Add into this already heady mix, the more ‘recent’ dependable actors in the guise of Cillian Murphy, Elizabeth Olsen and Toby Jones and you have a vehicle that just smacks of success. The “Readers Digest” version of the plot is as follows:
Dr Matheson (Weaver) is a psychologist who is also a veteran paranormal “debunker.” She works with her assistant Dr Buckley (Murphy) who is a physicist. The beginning of the film sees the two “debunking” a typical haunting. That the two are fond of each other is apparent; these two are not just colleagues, they are friends.
After they finish, Matheson asks Buckley to drop her off at the hospital to see her comatose son, who is hooked up to a life support machine.
We next see the two presenting a class to university students. They are “teaching” them how to ‘fake’ a seance. We are introduced very briefly to Sally Owen (Olsen) who after the class approaches Dr Buckley to turn in an assignment. She clearly likes him and they go out to a diner. Buckley explains to Sally about “red lights” which are the subtle tricks that fraudsters use to fool the gullible.

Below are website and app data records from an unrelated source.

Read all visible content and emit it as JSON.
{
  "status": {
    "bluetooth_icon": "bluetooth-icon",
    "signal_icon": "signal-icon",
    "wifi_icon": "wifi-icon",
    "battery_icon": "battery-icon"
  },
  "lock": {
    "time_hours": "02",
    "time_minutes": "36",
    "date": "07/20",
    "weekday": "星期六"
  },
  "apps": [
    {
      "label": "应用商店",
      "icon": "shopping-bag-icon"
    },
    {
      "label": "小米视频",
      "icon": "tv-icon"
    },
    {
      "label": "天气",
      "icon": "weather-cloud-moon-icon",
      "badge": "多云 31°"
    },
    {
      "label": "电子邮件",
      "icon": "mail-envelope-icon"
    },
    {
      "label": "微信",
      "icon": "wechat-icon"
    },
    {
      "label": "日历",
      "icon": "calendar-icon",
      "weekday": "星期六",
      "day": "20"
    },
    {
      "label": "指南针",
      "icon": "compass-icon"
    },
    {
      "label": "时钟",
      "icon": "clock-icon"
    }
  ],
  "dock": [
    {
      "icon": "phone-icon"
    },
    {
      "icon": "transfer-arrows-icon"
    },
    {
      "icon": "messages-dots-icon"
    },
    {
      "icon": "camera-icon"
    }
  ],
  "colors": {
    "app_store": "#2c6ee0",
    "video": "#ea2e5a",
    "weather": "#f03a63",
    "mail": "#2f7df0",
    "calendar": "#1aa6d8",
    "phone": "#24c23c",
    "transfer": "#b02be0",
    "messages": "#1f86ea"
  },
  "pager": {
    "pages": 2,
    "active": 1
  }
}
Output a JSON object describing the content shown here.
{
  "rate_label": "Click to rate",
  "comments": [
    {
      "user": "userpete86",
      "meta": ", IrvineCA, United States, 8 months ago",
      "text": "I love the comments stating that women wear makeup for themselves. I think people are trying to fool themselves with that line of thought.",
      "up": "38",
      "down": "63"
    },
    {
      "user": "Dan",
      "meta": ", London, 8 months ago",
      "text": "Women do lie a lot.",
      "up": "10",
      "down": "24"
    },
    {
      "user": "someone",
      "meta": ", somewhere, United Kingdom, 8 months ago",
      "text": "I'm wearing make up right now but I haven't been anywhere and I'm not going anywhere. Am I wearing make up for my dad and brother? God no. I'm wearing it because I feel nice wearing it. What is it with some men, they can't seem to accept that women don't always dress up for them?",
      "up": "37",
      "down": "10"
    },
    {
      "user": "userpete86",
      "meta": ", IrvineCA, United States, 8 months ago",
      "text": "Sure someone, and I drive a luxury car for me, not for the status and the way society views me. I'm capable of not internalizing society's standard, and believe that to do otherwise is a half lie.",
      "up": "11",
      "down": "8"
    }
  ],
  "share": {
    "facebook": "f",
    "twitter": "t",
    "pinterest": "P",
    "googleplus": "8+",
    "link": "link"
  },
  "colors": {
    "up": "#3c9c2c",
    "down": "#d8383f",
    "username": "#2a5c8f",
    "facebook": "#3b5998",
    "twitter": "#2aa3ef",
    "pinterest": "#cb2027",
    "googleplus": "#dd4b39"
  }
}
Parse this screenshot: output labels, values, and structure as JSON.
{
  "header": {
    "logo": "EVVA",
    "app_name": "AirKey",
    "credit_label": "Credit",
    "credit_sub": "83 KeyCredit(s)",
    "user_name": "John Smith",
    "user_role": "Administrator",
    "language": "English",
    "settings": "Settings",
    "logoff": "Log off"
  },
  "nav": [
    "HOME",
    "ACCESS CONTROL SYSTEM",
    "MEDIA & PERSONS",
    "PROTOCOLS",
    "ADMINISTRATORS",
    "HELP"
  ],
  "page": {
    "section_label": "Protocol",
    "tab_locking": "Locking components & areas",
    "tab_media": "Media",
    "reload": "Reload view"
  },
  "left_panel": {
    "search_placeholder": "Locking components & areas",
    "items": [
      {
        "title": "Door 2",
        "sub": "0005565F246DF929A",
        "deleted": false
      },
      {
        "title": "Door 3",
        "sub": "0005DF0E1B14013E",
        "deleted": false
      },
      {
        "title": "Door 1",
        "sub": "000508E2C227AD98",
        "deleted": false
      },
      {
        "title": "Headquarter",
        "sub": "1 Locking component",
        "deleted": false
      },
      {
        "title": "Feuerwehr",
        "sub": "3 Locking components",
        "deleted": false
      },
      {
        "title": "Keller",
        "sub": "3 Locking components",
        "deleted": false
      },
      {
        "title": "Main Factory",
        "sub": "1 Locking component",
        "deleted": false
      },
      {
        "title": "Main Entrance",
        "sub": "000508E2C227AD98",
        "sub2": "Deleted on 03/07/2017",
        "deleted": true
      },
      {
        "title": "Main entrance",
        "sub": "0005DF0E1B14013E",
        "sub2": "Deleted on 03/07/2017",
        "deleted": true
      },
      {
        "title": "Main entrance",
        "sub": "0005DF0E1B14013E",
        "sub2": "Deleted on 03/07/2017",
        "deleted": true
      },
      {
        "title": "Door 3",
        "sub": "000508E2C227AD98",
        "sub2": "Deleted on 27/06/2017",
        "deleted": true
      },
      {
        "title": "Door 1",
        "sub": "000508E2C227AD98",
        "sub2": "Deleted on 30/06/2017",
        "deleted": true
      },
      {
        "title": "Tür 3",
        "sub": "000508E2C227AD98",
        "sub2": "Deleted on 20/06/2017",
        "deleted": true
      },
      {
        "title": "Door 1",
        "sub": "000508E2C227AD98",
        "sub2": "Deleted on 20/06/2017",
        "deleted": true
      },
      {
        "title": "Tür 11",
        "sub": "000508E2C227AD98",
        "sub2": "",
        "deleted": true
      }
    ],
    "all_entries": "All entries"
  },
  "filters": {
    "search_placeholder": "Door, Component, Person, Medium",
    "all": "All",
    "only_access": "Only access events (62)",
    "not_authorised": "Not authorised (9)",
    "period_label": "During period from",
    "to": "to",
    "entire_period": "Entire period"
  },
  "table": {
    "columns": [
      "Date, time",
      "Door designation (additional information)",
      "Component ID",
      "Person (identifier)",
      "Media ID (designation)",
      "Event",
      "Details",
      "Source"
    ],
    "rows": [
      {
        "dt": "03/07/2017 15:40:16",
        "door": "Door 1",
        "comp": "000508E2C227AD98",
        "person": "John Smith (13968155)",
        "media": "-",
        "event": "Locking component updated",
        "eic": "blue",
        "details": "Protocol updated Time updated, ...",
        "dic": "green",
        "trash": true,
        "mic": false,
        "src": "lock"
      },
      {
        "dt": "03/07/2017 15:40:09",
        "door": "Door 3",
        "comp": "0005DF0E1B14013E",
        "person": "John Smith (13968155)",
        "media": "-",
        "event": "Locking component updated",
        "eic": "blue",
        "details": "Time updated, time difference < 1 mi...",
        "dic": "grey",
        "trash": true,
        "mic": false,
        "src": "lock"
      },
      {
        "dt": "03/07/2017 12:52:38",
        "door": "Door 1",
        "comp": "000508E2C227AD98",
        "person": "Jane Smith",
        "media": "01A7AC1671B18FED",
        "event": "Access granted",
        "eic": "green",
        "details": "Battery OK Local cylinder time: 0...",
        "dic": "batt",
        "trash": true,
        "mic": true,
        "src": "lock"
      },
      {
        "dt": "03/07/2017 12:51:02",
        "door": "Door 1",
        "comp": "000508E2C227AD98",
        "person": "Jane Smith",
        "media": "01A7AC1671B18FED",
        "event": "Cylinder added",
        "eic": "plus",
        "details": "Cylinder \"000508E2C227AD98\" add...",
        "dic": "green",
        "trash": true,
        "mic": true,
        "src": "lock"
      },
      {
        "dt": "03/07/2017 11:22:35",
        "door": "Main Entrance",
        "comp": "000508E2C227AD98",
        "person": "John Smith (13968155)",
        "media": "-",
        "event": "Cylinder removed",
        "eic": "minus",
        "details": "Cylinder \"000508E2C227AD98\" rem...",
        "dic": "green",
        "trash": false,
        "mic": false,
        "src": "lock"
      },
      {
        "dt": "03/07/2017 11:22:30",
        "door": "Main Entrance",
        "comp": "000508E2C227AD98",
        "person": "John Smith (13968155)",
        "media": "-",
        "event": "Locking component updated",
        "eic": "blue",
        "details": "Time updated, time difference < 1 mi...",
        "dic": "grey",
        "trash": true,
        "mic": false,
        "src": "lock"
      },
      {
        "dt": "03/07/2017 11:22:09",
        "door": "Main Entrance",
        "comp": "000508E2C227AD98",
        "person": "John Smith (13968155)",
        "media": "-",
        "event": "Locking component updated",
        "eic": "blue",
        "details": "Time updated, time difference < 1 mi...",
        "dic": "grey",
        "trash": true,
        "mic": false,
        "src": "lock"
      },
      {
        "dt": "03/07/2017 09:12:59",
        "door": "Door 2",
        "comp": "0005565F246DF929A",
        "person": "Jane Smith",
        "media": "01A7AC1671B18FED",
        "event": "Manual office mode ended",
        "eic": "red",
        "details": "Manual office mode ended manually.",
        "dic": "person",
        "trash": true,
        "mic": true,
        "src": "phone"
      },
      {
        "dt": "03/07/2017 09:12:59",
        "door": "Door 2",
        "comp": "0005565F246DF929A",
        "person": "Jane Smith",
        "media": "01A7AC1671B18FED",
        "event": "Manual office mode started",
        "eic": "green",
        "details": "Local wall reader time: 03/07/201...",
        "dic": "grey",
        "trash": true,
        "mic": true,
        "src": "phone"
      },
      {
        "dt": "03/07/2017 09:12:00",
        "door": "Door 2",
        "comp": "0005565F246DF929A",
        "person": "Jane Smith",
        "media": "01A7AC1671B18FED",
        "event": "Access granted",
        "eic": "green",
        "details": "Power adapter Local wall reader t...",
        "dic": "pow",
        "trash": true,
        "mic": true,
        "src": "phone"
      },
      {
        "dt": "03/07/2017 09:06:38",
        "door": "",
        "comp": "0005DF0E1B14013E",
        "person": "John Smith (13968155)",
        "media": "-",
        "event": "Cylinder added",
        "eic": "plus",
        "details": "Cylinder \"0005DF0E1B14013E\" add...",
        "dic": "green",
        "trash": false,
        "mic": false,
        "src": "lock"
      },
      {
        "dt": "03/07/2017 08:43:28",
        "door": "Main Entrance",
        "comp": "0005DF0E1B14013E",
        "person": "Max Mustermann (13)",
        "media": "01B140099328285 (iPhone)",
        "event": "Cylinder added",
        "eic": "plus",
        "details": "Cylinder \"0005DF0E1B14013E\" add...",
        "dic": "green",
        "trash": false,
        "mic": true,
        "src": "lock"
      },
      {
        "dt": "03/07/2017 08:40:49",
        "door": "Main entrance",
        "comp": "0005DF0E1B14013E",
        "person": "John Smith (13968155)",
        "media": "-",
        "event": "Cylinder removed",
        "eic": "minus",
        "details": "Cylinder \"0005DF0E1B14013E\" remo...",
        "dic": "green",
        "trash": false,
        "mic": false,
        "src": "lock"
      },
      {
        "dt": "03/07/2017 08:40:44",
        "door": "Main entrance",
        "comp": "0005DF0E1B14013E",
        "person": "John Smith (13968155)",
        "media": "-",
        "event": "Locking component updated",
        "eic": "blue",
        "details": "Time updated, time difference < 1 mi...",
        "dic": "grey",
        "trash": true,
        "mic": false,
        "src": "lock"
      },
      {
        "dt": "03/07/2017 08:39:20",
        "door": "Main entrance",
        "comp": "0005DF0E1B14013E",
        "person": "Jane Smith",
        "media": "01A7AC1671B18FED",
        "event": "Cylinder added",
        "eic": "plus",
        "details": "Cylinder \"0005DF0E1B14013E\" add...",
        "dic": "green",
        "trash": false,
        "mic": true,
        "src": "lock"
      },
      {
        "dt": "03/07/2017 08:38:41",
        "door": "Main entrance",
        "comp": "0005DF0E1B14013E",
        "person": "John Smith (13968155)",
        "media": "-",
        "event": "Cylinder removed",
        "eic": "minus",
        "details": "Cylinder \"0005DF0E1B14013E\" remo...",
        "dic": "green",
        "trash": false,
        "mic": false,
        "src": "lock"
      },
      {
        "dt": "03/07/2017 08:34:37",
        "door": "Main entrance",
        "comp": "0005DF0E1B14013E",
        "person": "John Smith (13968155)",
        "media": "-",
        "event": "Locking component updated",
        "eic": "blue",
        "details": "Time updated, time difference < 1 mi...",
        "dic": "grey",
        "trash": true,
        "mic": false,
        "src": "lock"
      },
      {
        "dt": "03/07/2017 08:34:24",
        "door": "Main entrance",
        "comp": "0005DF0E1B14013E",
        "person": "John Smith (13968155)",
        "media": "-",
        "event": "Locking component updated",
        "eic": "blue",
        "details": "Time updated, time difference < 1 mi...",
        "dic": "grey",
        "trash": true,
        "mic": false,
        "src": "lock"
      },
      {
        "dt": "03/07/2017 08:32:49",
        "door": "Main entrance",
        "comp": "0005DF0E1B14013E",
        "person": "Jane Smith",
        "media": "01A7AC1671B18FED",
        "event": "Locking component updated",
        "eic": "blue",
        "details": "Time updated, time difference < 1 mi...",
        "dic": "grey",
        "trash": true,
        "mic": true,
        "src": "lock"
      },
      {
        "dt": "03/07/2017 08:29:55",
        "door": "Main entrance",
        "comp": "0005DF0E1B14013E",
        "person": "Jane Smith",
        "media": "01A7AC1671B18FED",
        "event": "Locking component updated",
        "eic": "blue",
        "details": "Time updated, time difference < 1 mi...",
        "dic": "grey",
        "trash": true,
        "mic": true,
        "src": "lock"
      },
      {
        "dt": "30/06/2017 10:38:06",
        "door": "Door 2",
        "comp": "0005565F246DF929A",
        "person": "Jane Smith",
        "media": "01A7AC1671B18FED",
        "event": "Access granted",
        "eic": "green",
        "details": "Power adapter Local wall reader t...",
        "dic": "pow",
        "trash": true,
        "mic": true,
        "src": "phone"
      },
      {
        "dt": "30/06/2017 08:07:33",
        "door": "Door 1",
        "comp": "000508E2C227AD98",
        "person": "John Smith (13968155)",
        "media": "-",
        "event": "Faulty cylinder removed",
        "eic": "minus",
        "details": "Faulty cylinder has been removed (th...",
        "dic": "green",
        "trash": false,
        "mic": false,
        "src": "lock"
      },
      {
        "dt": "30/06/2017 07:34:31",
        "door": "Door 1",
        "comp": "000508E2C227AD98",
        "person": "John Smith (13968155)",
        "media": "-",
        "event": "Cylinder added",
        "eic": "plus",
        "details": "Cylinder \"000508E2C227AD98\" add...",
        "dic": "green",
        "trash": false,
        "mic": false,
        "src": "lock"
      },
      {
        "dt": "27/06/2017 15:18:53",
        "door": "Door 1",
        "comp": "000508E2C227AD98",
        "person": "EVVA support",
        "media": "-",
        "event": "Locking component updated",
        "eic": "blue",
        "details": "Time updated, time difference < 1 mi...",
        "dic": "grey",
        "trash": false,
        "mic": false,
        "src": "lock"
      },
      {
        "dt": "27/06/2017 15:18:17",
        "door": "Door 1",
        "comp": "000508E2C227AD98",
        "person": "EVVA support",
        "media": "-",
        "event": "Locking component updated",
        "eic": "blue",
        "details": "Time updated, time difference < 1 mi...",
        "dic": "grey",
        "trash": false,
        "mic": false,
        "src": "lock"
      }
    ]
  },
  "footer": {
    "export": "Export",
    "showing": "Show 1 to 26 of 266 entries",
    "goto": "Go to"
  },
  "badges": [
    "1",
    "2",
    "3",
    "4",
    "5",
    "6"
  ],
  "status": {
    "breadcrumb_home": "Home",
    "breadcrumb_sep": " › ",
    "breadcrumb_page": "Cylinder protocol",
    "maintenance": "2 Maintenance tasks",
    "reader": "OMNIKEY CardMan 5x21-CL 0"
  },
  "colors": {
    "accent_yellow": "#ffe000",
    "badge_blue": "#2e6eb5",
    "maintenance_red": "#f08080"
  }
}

Enter Simon Silver (De Niro) a blind older version of Uri Geller. He can bend spoons, practice telepathy and apparently can levitate. He is making his first public appearance in over thirty years. He ‘retired’ when one of his most fervent denouncers dramatically had a heart attack and died during Silver’s last public appearance.
Buckley wants to immediately investigate Silver and prove that he is a fraud. Dr Matheson urges Buckley to leave it alone. She had faced Silver thirty years ago and she maintains that he is too powerful to be touched. She also reveals that when she had gone up against Silver before, her young son suddenly toppled over and he has never regained conciousness.
Buckley ignores Matheson’s warning and starts investigating Silver anyway.
The build up of suspense in this film was brilliant. It played more like a mystery/thriller for three quarters of the film. The characters of Matheson and Buckley and Owen were drawn so well that we immediately felt a connection with them. In essence before the first twenty minutes of the film we found that we liked them and cared about what they were doing.
I was a little disappointed that Joely Richardson did not have more to do. She played Silver’s manager/agent and she came across as malevolent and not a little scary. De Niro did what he does best. He dominates the screen with his presence alone. He is still capable of catching our attention without saying a word.
Elizabeth Olsen gave a very sturdy performance as Buckley’s love interest/partner in crime. Cillian Murphy was the stand-out performance in this film. He has come a long way since 28 Days Later and Inception.
IMDb gives Red Lights a 6.6 out of 10. I would rate it higher just for the high quality of the acting and for the well woven plot. It is one of those films that you should see at least twice to catch every nuance the film has to offer. Just like the “red lights” mentioned by Buckley, the film will mislead you and trick you.
Despite the mediocre and misleading marketing of the film, it is worth the price of admission and splashing out for a bag of popcorn and a coke.
- Exclusive Clip from Rodrigo Cortes’ Thriller Red Lights Starring Robert De Niro and Cillian Murphy (collider.com)
- Red Lights: Reviewed (thespoilist.wordpress.com)
- “Are You Floating Like Me?” RED LIGHTS Review (thepeoplesmovies.com)
- ‘DeNiro and Sigourney were so warm and nice’ (thesun.co.uk)
- Get Blinded By New Red Lights Imagery (dreadcentral.com)